Mars Climate Change may thicken atmosphere
Study Suggests Mars Ice Caps Eroding
By PAUL RECER, AP Science Writer
WASHINGTON (AP) - Vast fields of carbon dioxide ice are eroding from the poles of Mars, suggesting that the climate of the Red Planet is warming and the atmosphere is becoming slightly more dense.
Experts say that over time such changes could allow water to return to the Martian surface and turn the frigid planet into a ``shirt-sleeve environment.''
Michael A. Caplinger, a scientist with Malin Space Science Systems, said that if the rate of carbon dioxide erosion from the Mars poles continues for thousands of years, ``then it could profoundly amend the climate of Mars.''
``You would go from having to wear a spacesuit to just wearing a coat and an oxygen atmosphere,'' said Caplinger.
Caplinger is co-author of a study appearing in the journal Science that analyzes photos of Mars taken by an orbiting spacecraft. The photos were taken in 1999 and in 2001, a period of time that represents one Martian year. Mars is farther from the sun than the Earth and it takes the Red Planet about 23 months to complete one year, a single solar orbit.
Observers have long known that in the Martian winter there is a snow of carbon dioxide caused as temperatures plunge and the gas freezes out of Mars' thin atmosphere.
But the new study suggests that a dense cap of frozen carbon dioxide thought to be permanent at each of the Mars poles may not be all that permanent, said Caplinger.
``It is eroding away at a rapid pace and is going to continue to do that,'' said Caplinger. ``This is not a seasonal change.''
He said the photos suggest that the polar caps are dense slabs of frozen carbon dioxide that may have been deposited over centuries, much like the way seasonal snow on Earth accumulates to form a glacier.
``This stuff has been there for quite a while,'' he said. ``It is packed down and very smooth.
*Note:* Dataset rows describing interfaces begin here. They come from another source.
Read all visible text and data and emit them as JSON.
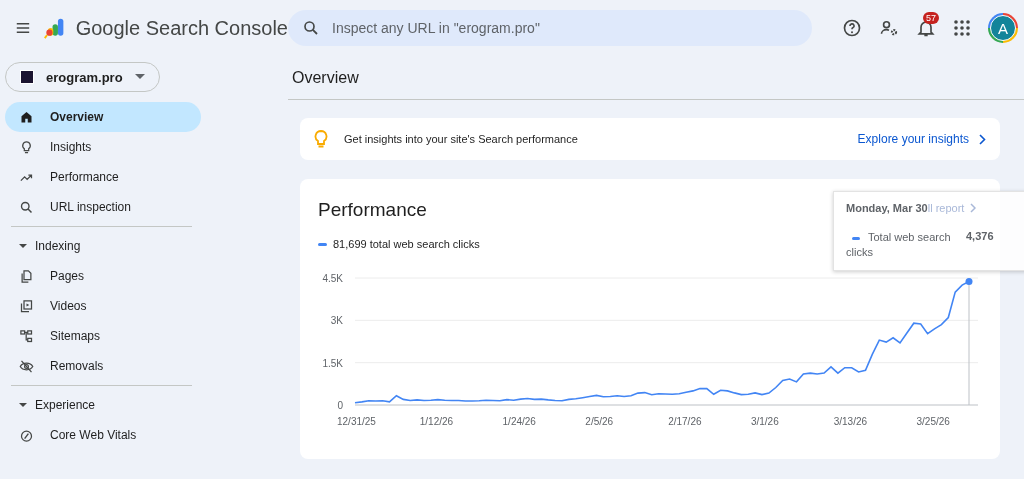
{
  "header": {
    "app_title": "Google Search Console",
    "search": {
      "placeholder": "Inspect any URL in \"erogram.pro\""
    },
    "notifications": {
      "count": "57"
    },
    "avatar": {
      "initial": "A"
    }
  },
  "sidebar": {
    "property": "erogram.pro",
    "items": [
      {
        "label": "Overview",
        "selected": true
      },
      {
        "label": "Insights",
        "selected": false
      },
      {
        "label": "Performance",
        "selected": false
      },
      {
        "label": "URL inspection",
        "selected": false
      }
    ],
    "sections": [
      {
        "title": "Indexing",
        "expanded": true,
        "items": [
          {
            "label": "Pages",
            "selected": false
          },
          {
            "label": "Videos",
            "selected": false
          },
          {
            "label": "Sitemaps",
            "selected": false
          },
          {
            "label": "Removals",
            "selected": false
          }
        ]
      },
      {
        "title": "Experience",
        "expanded": true,
        "items": [
          {
            "label": "Core Web Vitals",
            "selected": false
          }
        ]
      }
    ]
  },
  "page": {
    "title": "Overview",
    "insight_banner": {
      "text": "Get insights into your site's Search performance",
      "link": "Explore your insights"
    },
    "performance": {
      "title": "Performance",
      "partial_link": "ll report",
      "legend": "81,699 total web search clicks",
      "chart_data": {
        "type": "line",
        "categories": [
          "12/31/25",
          null,
          null,
          null,
          null,
          null,
          null,
          null,
          null,
          null,
          null,
          null,
          "1/12/26",
          null,
          null,
          null,
          null,
          null,
          null,
          null,
          null,
          null,
          null,
          null,
          "1/24/26",
          null,
          null,
          null,
          null,
          null,
          null,
          null,
          null,
          null,
          null,
          null,
          "2/5/26",
          null,
          null,
          null,
          null,
          null,
          null,
          null,
          null,
          null,
          null,
          null,
          "2/17/26",
          null,
          null,
          null,
          null,
          null,
          null,
          null,
          null,
          null,
          null,
          null,
          "3/1/26",
          null,
          null,
          null,
          null,
          null,
          null,
          null,
          null,
          null,
          null,
          null,
          "3/13/26",
          null,
          null,
          null,
          null,
          null,
          null,
          null,
          null,
          null,
          null,
          null,
          "3/25/26",
          null,
          null,
          null,
          null,
          null
        ],
        "ylim": [
          0,
          4500
        ],
        "yticks": [
          0,
          {
            "value": 1500,
            "label": "1.5K"
          },
          {
            "value": 3000,
            "label": "3K"
          },
          {
            "value": 4500,
            "label": "4.5K"
          }
        ],
        "series": [
          {
            "name": "Total web search clicks",
            "color": "#4285f4",
            "values": [
              80,
              110,
              150,
              140,
              150,
              110,
              330,
              200,
              160,
              180,
              160,
              170,
              190,
              170,
              160,
              160,
              140,
              140,
              150,
              170,
              160,
              150,
              190,
              170,
              210,
              230,
              200,
              210,
              180,
              160,
              150,
              200,
              220,
              260,
              300,
              340,
              290,
              300,
              330,
              300,
              330,
              420,
              440,
              360,
              400,
              390,
              380,
              400,
              450,
              500,
              580,
              580,
              380,
              520,
              500,
              430,
              370,
              380,
              430,
              370,
              420,
              620,
              870,
              920,
              820,
              1100,
              1130,
              1100,
              1130,
              1350,
              1130,
              1320,
              1320,
              1170,
              1230,
              1800,
              2300,
              2230,
              2380,
              2200,
              2550,
              2900,
              2870,
              2530,
              2700,
              2850,
              3100,
              4000,
              4250,
              4376
            ]
          }
        ]
      },
      "tooltip": {
        "date": "Monday, Mar 30",
        "value": "4,376"
      }
    }
  }
}
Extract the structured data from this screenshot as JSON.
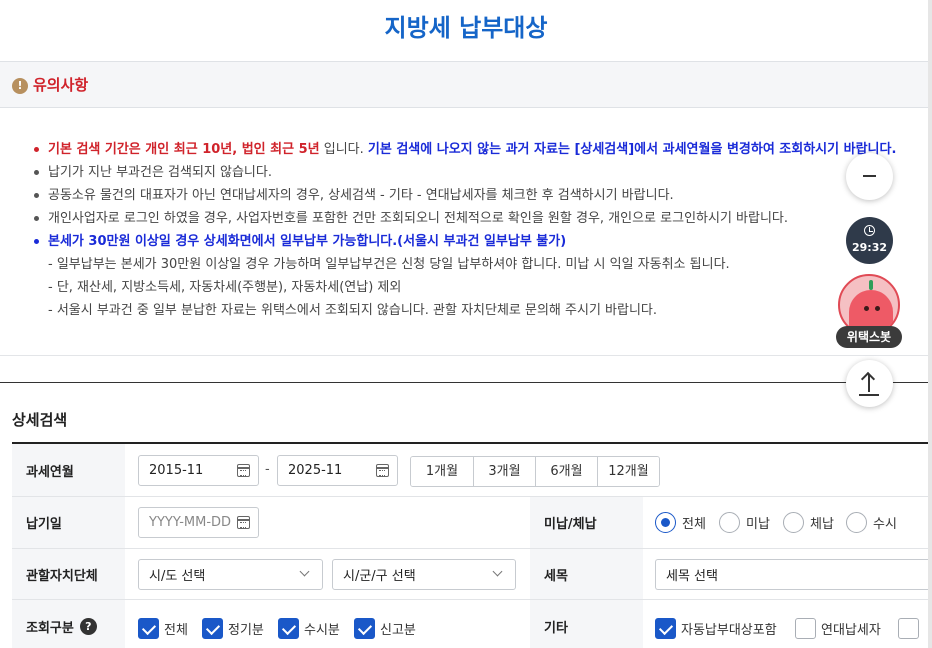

We don't see evidence that it is blowing around or drifting.''
Instead, said Caplinger, the glacier-like carbon dioxide ice is eroding, rather like the way a glacier melts on Earth.
The key clue, he said, comes from examining the light patterns on pits at the Martian south pole. Comparing pictures taken a Martian year apart show that the pits are getting wider and deeper as a result of the retreat of the carbon dioxide ice, said Caplinger.
As the C02 ice erodes, it adds carbon dioxide to the Martian atmosphere, causing the ``air'' to get thicker over time. This would enable the planet to hold more of the sun's heat and, perhaps, eventually warm the whole planet enough for water to return to the Martian surface.
Caplinger said it is not known if there is enough carbon dioxide in the polar caps to bring about such an atmospheric change.
But his co-author, Michael C. Malin, said in a statement that if the atmosphere of Mars becomes dense enough, it would ``permit liquid water to persist at or near the surface.''
Other studies have shown that Mars was once awash with great basins of water, but the water is thought to have disappeared or become subsurface ice as the planet cooled and developed a thin C02 atmosphere.
Some experts suggested that any speculation about a Martian climate change is premature.
``This is a really neat observation,'' said Allan H. Treiman of the Lunar and Planetary Institute in Houston. But he said the pictures span a time too short to make predictions about permanent changes in the Mars climate.
``We don't have enough data on Mars to draw any clear conclusions about climate change,'' he said.